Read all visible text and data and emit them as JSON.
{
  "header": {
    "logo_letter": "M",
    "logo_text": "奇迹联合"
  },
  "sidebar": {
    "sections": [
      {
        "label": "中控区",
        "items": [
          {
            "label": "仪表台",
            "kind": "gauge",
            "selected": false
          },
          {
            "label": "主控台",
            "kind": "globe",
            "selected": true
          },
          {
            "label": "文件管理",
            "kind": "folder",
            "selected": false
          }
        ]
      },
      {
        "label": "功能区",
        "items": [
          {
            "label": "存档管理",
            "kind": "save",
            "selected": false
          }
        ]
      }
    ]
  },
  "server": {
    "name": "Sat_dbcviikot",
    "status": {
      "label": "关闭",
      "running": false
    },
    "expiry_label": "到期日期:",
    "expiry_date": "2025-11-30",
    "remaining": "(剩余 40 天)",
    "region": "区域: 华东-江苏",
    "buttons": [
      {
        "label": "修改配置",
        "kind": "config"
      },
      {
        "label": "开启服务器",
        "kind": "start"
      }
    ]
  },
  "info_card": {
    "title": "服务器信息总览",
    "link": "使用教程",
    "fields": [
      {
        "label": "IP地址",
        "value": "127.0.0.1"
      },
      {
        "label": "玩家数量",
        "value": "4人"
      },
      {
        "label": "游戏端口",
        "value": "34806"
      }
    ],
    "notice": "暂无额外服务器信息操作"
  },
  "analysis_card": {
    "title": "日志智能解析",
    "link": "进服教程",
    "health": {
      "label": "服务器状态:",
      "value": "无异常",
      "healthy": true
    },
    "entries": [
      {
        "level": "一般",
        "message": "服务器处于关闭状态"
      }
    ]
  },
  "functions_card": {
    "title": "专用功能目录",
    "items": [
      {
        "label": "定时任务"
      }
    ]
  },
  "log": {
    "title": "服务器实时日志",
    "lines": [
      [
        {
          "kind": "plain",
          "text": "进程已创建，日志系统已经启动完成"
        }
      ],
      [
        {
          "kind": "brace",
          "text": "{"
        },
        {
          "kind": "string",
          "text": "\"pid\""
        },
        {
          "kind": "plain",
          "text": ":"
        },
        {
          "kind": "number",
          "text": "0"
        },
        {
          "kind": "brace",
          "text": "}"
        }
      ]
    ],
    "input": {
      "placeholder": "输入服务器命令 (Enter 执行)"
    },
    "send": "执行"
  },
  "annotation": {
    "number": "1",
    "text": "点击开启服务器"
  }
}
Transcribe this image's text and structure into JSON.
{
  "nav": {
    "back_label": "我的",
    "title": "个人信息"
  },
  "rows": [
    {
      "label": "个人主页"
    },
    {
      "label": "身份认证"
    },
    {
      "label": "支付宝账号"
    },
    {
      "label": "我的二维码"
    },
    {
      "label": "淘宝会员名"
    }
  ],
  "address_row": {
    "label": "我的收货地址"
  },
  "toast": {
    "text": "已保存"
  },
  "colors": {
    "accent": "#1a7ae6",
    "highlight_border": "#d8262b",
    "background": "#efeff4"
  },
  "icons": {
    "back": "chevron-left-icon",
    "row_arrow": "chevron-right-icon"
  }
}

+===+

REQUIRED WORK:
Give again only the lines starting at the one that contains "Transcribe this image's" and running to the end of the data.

SOLUTION TO THE PROBLEM:
Transcribe this image's text and structure into JSON.
{
  "nav": {
    "back_label": "我的",
    "title": "个人信息"
  },
  "rows": [
    {
      "label": "个人主页"
    },
    {
      "label": "身份认证"
    },
    {
      "label": "支付宝账号"
    },
    {
      "label": "我的二维码"
    },
    {
      "label": "淘宝会员名"
    }
  ],
  "address_row": {
    "label": "我的收货地址"
  },
  "toast": {
    "text": "已保存"
  },
  "colors": {
    "accent": "#1a7ae6",
    "highlight_border": "#d8262b",
    "background": "#efeff4"
  },
  "icons": {
    "back": "chevron-left-icon",
    "row_arrow": "chevron-right-icon"
  }
}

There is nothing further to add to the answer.